Abstract - From the very early origin of living cells there was a need to regulate osmotic adjustment. In all kingdoms of life there are types of proteins, called aquaporins, which help to meet this need by facilitating the rapid transport of solutes across cell membranes. Our team works on testing the roles of aquaporin ion transport in cell osmotic adjustment in plant cells. Aquaporins first gained fame for their remarkable capacity to rapidly transport water whilst excluding ions. We recently reported the first plant plasma membrane aquaporin that can function both as a water channel and an ion channel, and we are working on testing the physiological roles of plant aquaporin ion transport and studying how these channels are regulated.
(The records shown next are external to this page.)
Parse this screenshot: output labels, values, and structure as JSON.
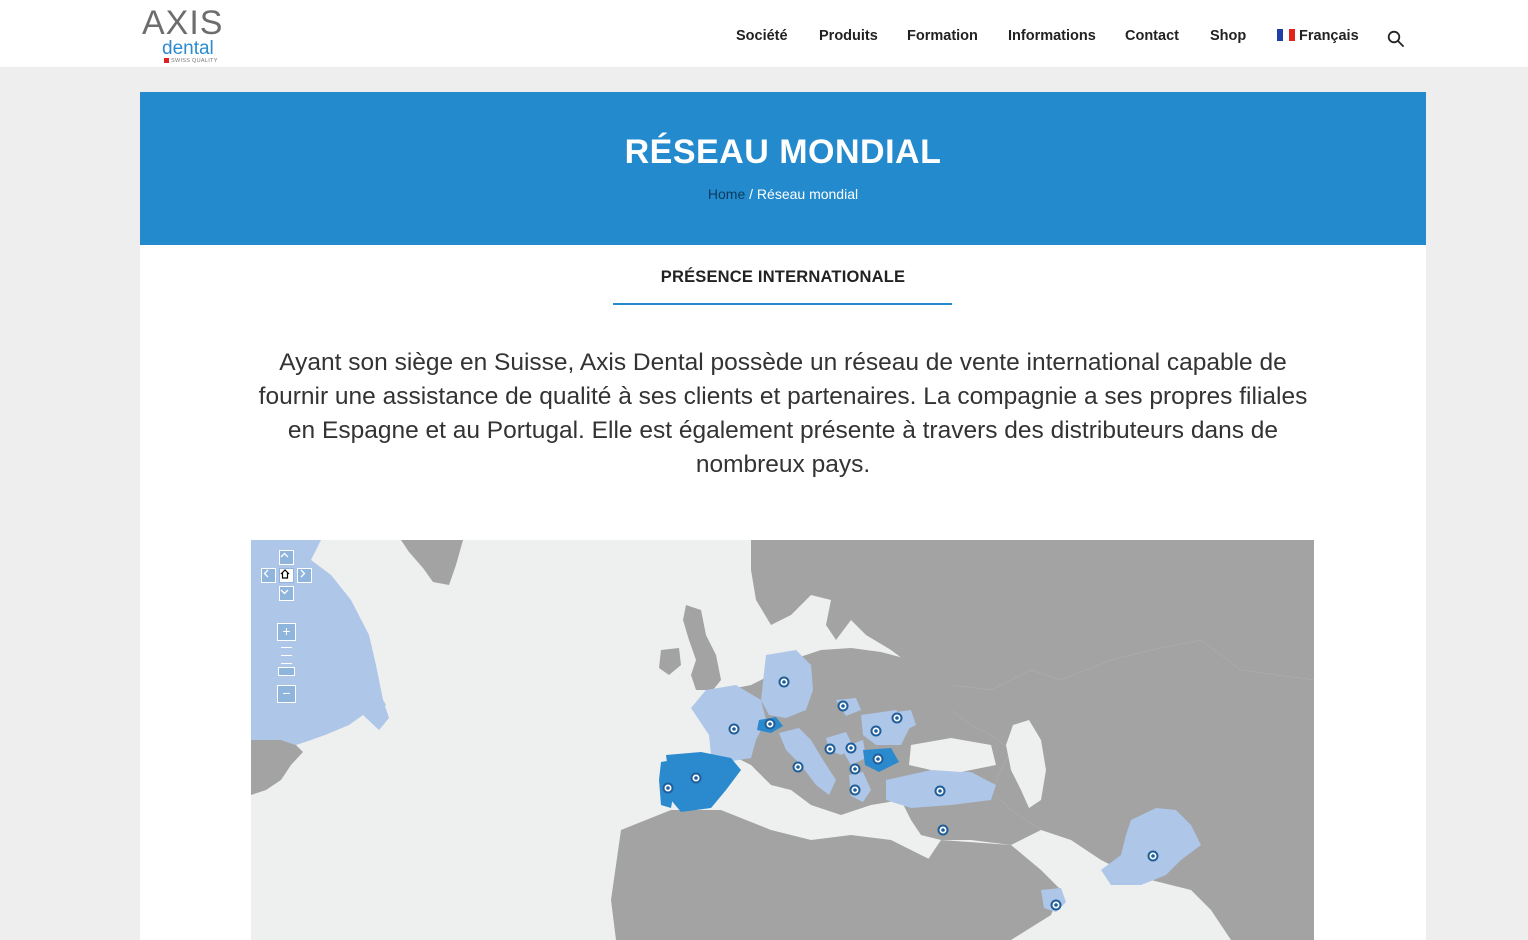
{
  "header": {
    "logo": {
      "brand": "AXIS",
      "sub": "dental",
      "tagline": "SWISS QUALITY"
    },
    "nav": [
      {
        "label": "Société"
      },
      {
        "label": "Produits"
      },
      {
        "label": "Formation"
      },
      {
        "label": "Informations"
      },
      {
        "label": "Contact"
      },
      {
        "label": "Shop"
      }
    ],
    "language": {
      "label": "Français",
      "flag_icon": "france-flag-icon"
    },
    "search_icon": "search-icon"
  },
  "hero": {
    "title": "RÉSEAU MONDIAL",
    "breadcrumb": {
      "home": "Home",
      "separator": "/",
      "current": "Réseau mondial"
    },
    "bg_color": "#238bcd"
  },
  "section": {
    "title": "PRÉSENCE INTERNATIONALE",
    "intro": "Ayant son siège en Suisse, Axis Dental possède un réseau de vente international capable de fournir une assistance de qualité à ses clients et partenaires. La compagnie a ses propres filiales en Espagne et au Portugal. Elle est également présente à travers des distributeurs dans de nombreux pays."
  },
  "map": {
    "controls": {
      "pan_up": "chevron-up-icon",
      "pan_left": "chevron-left-icon",
      "home": "home-icon",
      "pan_right": "chevron-right-icon",
      "pan_down": "chevron-down-icon",
      "zoom_in": "+",
      "zoom_out": "−"
    },
    "colors": {
      "water": "#eeefef",
      "land": "#a3a3a3",
      "distributor": "#aec6e8",
      "subsidiary": "#2b8ace",
      "marker": "#1f5e9a"
    }
  }
}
By characterising the function of these proteins we are generating new knowledge about plant nutrient uptake and transport and the mechanisms involved in cell expansion during growth and osmotic adjustment.
Biography - Dr Byrt (University of Adelaide) is in the business of studying plants that differ in their tolerance to stresses such as drought and salinity to determine what makes some plants more tolerant than others, and testing how we can use this information to modify our food crops to improve their performance in challenging environments. She is part of a team that identified through a forward genetics approach a gene in a wild wheat which contributes to salinity tolerance. Using this information they were able to improve the salinity tolerance of modern durum wheat resulting in increased grain yields on saline soil. Dr Byrt is currently investigating plant water channels that function like pores in cell membranes that can be opened and closed to control the flow of solutes throughout the plant, and the relationship between changes in plant cell wall composition and regulation of membrane transporters in response to environmental stress. Her research is supported by an ARC DECRA Fellowship, the Grains Research and Development Corporation, the ARC Centre of Excellence in Plant Energy Biology and the University of Adelaide.